What lines in the records include the string "title"? Return each one.
----- INFORMATION SHOWN
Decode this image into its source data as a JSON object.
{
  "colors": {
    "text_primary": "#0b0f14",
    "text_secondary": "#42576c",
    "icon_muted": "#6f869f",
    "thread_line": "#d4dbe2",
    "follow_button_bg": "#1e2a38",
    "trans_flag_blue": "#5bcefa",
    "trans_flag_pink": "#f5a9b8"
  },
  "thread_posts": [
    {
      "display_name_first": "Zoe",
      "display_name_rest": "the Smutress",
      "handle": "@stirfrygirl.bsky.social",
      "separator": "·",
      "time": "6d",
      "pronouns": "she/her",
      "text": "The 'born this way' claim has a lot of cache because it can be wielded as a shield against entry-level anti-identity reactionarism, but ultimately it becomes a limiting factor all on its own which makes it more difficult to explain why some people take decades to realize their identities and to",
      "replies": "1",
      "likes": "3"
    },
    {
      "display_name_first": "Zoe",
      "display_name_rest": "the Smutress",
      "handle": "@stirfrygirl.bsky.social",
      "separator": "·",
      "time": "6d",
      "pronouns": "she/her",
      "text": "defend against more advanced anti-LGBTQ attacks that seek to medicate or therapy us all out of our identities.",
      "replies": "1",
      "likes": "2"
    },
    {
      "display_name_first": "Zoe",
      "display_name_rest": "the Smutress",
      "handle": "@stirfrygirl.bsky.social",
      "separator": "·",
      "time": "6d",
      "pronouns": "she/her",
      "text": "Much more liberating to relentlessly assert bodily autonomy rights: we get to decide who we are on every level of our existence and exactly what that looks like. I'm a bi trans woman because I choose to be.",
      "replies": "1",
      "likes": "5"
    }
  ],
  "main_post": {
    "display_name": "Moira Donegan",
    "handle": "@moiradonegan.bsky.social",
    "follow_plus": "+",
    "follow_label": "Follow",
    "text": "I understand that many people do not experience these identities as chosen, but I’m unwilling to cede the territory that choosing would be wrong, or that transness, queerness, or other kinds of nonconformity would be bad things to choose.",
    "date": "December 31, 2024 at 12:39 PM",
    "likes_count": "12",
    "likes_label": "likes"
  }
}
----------
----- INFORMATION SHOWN
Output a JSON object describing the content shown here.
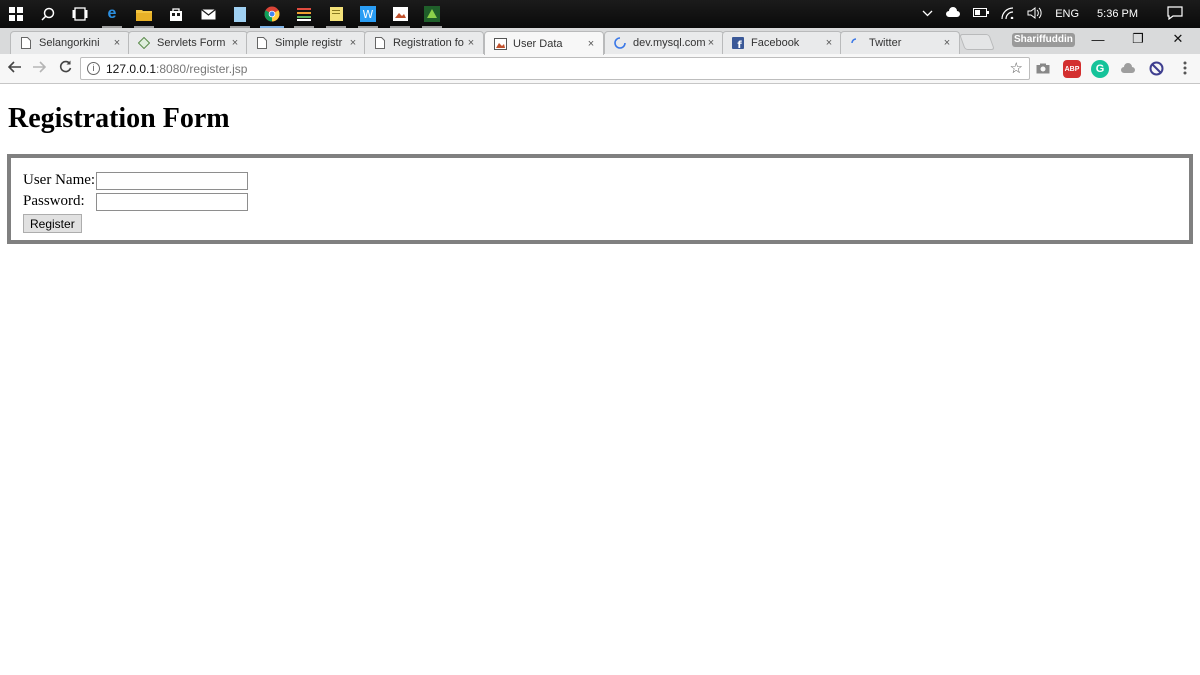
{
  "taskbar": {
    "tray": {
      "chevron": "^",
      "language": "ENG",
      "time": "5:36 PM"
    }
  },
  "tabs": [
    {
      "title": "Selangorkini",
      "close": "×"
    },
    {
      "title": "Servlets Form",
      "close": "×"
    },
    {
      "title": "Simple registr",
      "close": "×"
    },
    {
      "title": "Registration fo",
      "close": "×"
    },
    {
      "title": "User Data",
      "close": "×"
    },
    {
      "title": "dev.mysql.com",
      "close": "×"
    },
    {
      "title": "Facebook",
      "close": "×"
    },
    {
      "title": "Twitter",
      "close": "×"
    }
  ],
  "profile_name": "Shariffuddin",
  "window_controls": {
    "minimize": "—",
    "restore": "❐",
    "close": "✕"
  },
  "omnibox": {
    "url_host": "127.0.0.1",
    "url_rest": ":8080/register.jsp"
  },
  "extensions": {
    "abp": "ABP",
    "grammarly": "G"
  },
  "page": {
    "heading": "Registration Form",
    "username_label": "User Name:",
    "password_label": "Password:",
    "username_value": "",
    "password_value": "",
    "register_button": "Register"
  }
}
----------
RESPONSE BELOW >>
      "title": "Selangorkini",
      "title": "Servlets Form",
      "title": "Simple registr",
      "title": "Registration fo",
      "title": "User Data",
      "title": "dev.mysql.com",
      "title": "Facebook",
      "title": "Twitter",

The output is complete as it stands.